Niagara Gazette

March 6, 2013

Students learn life-saving techniques

by Timothy Chipp
Niagara Gazette

Niagara Gazette — For some students, there's nothing like learning hands-on. In Eric Tucker's 6th-grade health classes at Edward Town Middle School, hands-on this week meant help from a couple of the area's finest.

Fire Capt. Joseph Foucha and Firefighter Philip Smith have been spending mornings at the school all week, teaching students the bare essentials of cardiopulmonary resuscitation, otherwise known as CPR.

"It's about giving the students the knowledge to hopefully have the courage to help," Tucker said. "Hopefully, in an emergency, one of them can take the lead instead of just standing around and watching."

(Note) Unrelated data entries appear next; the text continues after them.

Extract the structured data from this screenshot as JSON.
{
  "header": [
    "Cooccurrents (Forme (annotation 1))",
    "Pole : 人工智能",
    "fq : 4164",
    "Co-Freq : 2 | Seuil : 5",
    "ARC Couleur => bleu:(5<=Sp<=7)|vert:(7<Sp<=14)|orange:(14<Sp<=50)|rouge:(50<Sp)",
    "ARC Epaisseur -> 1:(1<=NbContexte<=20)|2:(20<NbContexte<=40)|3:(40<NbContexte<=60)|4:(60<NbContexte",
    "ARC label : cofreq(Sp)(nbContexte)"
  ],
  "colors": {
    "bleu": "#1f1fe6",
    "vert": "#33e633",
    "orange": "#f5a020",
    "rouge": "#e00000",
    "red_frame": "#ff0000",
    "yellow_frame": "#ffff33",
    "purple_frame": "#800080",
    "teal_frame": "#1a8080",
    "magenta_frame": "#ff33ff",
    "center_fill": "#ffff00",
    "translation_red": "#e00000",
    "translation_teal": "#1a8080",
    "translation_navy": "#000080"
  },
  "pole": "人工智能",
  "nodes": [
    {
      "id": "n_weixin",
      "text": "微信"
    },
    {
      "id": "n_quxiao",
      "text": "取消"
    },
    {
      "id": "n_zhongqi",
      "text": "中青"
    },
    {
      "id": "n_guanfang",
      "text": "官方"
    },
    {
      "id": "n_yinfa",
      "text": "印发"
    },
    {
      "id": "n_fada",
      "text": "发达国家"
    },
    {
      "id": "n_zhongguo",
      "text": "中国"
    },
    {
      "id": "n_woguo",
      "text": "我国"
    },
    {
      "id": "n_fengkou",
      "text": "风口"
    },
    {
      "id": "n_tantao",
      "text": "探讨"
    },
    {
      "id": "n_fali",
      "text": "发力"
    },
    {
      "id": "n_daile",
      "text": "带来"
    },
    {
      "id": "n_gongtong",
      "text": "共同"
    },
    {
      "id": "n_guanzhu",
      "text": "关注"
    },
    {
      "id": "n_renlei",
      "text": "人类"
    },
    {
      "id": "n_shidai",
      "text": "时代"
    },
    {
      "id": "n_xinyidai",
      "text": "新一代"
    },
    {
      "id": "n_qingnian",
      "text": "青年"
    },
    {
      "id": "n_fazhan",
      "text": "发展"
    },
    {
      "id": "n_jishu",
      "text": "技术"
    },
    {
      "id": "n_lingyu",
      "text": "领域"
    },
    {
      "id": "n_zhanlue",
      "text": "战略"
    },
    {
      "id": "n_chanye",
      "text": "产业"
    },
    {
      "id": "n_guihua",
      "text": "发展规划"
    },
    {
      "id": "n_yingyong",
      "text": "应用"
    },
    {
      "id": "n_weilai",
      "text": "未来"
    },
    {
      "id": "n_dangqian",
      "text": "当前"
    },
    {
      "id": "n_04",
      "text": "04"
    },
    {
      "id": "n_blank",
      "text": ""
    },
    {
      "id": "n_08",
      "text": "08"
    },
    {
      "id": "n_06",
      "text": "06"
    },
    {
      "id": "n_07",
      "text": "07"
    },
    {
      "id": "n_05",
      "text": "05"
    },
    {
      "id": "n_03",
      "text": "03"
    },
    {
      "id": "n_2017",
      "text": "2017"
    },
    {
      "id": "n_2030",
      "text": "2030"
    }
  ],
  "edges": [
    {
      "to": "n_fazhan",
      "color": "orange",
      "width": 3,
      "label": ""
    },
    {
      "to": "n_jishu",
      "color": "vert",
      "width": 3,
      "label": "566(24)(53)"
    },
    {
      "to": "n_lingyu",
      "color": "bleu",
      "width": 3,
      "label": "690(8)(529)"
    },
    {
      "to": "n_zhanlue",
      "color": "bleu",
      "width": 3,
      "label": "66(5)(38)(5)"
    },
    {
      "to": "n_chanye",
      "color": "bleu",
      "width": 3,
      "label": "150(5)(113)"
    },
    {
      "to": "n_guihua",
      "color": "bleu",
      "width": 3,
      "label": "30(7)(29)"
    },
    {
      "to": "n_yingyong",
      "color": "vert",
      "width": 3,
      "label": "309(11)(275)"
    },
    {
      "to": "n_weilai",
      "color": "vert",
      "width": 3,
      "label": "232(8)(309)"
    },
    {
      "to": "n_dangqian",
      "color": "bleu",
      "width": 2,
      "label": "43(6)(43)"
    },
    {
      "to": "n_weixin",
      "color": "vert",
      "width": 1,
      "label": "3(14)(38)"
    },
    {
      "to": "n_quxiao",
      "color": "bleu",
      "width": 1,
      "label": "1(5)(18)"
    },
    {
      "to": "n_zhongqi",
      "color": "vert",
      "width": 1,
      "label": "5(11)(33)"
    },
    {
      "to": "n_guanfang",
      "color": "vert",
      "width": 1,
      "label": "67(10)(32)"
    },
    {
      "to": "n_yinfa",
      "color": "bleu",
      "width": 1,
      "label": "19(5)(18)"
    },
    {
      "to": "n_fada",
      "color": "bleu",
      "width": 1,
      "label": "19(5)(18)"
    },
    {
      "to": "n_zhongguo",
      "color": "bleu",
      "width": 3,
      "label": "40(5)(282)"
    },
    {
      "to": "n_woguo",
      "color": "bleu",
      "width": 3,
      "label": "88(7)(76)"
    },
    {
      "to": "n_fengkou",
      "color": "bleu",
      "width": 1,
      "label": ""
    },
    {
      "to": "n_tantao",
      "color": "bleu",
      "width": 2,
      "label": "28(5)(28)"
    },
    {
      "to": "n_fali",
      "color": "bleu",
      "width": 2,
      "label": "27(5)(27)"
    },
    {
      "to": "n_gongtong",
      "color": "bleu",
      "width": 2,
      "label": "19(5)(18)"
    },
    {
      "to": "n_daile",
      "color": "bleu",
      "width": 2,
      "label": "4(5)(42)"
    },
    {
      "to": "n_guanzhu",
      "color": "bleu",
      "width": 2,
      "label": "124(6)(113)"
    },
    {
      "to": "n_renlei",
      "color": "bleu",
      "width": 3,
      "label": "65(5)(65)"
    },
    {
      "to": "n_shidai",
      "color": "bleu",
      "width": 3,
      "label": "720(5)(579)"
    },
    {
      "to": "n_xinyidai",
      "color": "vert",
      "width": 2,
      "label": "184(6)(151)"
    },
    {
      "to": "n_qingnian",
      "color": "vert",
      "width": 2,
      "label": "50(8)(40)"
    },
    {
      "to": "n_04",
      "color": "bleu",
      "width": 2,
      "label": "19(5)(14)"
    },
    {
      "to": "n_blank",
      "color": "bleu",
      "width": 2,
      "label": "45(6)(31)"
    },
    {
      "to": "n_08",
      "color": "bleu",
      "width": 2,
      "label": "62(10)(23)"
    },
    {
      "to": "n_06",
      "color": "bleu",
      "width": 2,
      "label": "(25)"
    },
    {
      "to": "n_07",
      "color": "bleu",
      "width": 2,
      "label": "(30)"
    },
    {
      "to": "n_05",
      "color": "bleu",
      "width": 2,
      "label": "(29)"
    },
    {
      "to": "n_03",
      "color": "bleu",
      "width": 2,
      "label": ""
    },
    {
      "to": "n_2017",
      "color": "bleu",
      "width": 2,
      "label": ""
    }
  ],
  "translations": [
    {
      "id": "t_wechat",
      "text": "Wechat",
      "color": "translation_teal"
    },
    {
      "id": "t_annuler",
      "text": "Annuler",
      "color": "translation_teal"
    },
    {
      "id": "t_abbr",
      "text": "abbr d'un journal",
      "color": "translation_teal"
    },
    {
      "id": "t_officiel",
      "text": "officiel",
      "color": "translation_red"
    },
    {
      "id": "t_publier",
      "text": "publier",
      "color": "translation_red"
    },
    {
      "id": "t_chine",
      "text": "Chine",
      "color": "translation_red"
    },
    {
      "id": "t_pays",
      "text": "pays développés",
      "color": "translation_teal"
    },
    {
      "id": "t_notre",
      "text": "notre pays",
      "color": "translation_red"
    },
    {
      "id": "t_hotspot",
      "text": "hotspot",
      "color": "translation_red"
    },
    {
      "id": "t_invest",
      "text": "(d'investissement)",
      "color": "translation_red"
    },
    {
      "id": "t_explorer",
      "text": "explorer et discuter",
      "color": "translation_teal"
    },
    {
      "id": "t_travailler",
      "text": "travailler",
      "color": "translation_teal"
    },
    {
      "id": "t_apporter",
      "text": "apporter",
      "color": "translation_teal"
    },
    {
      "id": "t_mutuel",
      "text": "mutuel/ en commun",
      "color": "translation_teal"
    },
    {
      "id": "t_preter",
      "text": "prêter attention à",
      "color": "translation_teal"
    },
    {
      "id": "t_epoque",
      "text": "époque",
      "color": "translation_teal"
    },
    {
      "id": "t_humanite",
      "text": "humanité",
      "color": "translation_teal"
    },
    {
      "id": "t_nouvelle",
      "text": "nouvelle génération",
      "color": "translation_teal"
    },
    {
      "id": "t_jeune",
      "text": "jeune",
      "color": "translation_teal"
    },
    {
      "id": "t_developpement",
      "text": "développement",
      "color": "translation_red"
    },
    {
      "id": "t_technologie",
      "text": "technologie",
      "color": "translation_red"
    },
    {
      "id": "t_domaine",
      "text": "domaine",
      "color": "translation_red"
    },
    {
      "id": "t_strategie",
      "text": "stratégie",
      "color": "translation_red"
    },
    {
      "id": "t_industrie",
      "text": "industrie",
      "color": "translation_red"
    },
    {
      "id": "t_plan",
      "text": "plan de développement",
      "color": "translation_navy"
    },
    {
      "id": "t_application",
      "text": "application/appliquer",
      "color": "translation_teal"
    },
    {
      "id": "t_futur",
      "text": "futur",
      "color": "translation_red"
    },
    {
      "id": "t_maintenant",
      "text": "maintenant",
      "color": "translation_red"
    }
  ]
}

According to the instructors, CPR has evolved over the last few years. Expectations and skills required to perform the life-saving task were lowered, making it easier for kids to gain a decent understanding of the requirements certified practitioners understand.

Once they acquire the basic skills, they'll be able to translate them into taking a certification course themselves, a reality some students encounter, especially trying to find work as a babysitter.

It's a possible future for both Larissa Reid and Reilly Krupa, both of whom have younger siblings at home.

"If you want to become a babysitter, you have to have a little knowledge of CPR," Krupa said. "I have a little sister at home and my mom and dad don't get out much."

As for what the students are learning, the No. 1 take away was the physical activity involved in saving a life.

Reid said she noticed the amount of pressure it took to compress the chest of the class's dummies, which were used for hands-on instruction. She said she was shocked by the force needed to actually have an effect.

"I was shocked by how hard you have to press down on the chest," she said. "It may look violent, but that's how hard you have to press."

With such a limited amount of time with the children, both Foucha – whose 6th-grade son was in a Wednesday session – and Smith were impressed mostly by the knowledge the students were retaining. A typical class for CPR instruction lasts four times longer than they had with the children.

Still, they walked out the door at the end of the period with considerable understanding. Foucha said it gave him a sense of fulfillment.

"To me, it was worth it listening to them answer questions," he said. "Watching and listening to the children share the information means they're grasping it. So, just because they're kids, doesn't mean they won't be able to do this. Hopefully they'll have the courage to get in there and do something important in the right situation.

"If you can just learn compressions, you can save a life."